Lewis Hamilton may have been centre of attention at the festival after his first two wins in F1, but he was joined by all three other current British F1 drivers, and all four were duly mobbed.
Those with an eye for the slightly less well known automotive celebrity may have bumped into rallying legend Michele Mouton and WTCC champion Andy Priaulx. More venerable stars like Stirling Moss, Jackie Stewart, Jochen Mass, Derek Bell and John Surtees also starred, while WRC rallying heroes Carlos Sainz and Colin McRae won the knowledgeable crowd’s deep admiration.
Autocar at the wheel
Those at the festival over the weekend may also have seen various Autocar staffers and contributors getting a drive up the hill.
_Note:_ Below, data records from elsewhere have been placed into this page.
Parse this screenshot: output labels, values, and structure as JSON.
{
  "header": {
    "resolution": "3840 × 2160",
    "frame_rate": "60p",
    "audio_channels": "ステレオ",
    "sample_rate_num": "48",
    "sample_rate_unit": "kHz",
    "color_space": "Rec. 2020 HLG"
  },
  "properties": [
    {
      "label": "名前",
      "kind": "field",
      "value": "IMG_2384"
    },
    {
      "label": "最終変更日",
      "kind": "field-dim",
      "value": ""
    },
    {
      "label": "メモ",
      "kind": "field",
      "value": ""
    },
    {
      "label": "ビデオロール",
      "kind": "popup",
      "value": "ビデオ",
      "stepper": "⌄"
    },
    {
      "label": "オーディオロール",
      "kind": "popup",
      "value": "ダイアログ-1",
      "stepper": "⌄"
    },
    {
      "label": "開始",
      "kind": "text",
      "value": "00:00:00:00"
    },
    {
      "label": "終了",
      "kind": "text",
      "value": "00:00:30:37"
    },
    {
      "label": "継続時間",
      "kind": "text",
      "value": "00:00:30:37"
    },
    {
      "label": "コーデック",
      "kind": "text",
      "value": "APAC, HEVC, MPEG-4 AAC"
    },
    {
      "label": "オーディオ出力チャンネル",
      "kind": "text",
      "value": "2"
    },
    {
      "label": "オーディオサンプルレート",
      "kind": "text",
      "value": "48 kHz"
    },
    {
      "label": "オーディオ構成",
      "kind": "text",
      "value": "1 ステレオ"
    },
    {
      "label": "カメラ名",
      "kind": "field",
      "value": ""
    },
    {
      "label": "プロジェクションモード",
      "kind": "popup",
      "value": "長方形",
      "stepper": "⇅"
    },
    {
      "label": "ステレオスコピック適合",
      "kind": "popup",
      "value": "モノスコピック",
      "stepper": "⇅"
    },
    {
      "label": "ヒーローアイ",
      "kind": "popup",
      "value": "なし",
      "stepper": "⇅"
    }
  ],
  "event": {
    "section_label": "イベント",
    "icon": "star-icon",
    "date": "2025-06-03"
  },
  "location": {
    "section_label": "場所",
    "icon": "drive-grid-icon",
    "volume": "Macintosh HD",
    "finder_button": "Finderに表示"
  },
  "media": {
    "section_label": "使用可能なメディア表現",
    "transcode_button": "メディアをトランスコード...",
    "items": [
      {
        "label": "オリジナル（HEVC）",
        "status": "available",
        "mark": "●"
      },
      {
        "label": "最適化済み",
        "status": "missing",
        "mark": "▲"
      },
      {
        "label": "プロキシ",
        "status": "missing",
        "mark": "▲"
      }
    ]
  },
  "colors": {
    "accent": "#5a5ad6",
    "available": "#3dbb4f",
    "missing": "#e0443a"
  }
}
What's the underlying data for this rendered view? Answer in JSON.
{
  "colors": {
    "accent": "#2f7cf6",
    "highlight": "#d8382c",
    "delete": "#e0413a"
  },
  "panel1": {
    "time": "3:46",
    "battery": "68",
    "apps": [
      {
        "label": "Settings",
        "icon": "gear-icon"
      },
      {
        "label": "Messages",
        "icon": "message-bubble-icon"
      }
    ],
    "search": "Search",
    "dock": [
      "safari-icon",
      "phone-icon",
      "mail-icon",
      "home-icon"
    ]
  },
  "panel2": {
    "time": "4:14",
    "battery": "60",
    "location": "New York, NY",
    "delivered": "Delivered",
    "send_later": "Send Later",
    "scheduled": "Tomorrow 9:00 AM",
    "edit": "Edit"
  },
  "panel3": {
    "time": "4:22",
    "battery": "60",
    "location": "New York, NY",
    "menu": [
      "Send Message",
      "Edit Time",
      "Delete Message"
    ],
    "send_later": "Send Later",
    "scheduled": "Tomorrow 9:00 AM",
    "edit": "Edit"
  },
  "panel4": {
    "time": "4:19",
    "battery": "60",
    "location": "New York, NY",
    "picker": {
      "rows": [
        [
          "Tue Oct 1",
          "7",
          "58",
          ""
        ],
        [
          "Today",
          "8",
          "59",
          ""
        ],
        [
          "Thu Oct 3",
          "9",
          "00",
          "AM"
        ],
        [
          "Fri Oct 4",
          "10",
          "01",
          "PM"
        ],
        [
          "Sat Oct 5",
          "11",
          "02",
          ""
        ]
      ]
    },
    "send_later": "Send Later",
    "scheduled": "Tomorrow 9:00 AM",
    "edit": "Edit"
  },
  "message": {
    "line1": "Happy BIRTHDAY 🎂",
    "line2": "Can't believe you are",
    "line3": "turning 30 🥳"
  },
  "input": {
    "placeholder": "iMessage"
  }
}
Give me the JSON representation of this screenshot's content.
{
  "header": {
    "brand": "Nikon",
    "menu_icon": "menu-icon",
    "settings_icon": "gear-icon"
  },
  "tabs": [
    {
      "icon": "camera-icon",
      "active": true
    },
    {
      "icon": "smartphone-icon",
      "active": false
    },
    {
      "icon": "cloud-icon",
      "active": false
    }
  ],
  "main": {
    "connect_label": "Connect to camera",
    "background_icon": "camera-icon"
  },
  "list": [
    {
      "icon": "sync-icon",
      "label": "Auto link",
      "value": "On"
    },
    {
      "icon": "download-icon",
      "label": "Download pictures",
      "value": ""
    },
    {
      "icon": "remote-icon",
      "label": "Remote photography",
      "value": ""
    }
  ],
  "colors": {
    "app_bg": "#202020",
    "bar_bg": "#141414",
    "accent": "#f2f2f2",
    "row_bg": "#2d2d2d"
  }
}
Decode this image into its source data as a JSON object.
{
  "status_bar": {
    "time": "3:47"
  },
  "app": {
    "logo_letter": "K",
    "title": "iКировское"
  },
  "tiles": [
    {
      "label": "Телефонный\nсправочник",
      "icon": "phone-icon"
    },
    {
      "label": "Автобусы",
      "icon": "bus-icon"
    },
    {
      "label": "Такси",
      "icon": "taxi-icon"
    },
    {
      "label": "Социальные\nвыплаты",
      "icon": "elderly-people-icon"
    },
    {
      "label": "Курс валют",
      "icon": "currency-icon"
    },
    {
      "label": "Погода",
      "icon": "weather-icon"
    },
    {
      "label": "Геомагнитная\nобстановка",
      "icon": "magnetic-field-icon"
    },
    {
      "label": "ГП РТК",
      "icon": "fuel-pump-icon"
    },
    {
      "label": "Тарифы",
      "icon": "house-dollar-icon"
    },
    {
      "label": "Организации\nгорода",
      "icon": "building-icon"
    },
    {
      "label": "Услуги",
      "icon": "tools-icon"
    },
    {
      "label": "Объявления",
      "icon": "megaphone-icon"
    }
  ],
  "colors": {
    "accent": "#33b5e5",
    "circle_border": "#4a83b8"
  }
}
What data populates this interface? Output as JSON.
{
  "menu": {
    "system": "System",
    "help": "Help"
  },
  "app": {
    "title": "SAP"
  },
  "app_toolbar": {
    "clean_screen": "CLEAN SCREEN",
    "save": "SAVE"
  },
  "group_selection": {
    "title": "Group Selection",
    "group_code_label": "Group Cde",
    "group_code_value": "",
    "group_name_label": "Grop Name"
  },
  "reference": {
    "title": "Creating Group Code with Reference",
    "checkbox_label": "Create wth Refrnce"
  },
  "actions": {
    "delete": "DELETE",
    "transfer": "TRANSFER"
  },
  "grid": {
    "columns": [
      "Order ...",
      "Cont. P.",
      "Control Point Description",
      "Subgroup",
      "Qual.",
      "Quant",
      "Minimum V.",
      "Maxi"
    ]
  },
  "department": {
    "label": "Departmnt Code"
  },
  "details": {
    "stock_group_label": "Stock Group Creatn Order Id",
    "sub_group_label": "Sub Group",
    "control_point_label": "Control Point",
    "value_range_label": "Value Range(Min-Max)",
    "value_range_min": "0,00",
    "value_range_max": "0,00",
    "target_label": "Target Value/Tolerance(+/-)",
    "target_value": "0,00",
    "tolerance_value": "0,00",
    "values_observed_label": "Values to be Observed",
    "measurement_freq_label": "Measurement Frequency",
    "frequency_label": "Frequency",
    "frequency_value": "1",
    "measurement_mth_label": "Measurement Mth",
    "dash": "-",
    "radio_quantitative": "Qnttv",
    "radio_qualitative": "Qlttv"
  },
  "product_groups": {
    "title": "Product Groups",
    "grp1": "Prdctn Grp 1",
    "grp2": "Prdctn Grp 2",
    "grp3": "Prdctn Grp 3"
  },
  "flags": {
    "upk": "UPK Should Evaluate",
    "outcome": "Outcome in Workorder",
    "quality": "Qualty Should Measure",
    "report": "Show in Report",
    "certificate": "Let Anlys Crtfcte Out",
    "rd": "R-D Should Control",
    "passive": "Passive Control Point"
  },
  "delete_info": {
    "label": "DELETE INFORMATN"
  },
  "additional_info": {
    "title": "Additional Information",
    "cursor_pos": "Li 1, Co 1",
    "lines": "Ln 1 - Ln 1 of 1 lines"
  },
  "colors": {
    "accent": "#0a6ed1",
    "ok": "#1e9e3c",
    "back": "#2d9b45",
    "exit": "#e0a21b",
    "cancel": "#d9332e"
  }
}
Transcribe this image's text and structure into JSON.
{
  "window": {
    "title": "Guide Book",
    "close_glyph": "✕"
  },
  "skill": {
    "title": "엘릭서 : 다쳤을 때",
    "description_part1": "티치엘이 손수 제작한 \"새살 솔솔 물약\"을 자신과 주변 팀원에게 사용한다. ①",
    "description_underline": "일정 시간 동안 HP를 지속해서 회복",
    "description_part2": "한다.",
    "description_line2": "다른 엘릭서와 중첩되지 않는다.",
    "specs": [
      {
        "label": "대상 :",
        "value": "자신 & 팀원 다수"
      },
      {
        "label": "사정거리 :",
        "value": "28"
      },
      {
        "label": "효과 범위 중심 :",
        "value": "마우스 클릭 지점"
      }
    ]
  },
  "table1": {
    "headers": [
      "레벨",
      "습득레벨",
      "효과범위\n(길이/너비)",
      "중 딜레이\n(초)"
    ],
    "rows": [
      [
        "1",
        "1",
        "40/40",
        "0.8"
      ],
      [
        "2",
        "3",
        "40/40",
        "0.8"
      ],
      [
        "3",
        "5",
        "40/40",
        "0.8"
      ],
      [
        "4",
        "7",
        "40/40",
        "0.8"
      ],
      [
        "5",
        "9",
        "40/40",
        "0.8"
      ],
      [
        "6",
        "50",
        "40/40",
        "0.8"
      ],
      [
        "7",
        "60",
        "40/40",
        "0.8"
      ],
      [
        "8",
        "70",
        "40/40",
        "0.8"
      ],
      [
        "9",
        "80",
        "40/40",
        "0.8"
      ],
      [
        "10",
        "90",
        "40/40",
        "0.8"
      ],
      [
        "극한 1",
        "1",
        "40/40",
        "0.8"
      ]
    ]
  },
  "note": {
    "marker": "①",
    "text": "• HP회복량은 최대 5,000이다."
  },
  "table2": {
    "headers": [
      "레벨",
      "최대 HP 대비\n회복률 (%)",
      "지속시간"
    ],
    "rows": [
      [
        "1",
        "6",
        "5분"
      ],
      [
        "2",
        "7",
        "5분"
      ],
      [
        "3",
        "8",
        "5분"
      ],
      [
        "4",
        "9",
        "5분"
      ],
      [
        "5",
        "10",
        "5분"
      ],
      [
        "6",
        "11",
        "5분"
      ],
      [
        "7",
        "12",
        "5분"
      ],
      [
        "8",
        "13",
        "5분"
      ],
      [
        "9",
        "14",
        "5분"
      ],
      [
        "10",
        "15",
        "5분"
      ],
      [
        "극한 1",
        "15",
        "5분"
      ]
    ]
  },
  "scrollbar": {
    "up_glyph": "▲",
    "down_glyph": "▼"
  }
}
Editor-in-chief Steve Cropley drove Jaguar’s XJ13 sports car racer and features editor Mike Duff the Roush Ford GT 600 RE.
News editor Dan Stevens, on the other hand, was taken for a ride in the Maserati GranTurismo by Pink Floyd drummer Nick Mason, and Chris Harris took a ride in Caparo’s 1000bhp-per-tonne T1. Our man Colin Goodwin even got a passenger ride on the back of a Ducati 999 MotoGP superbike.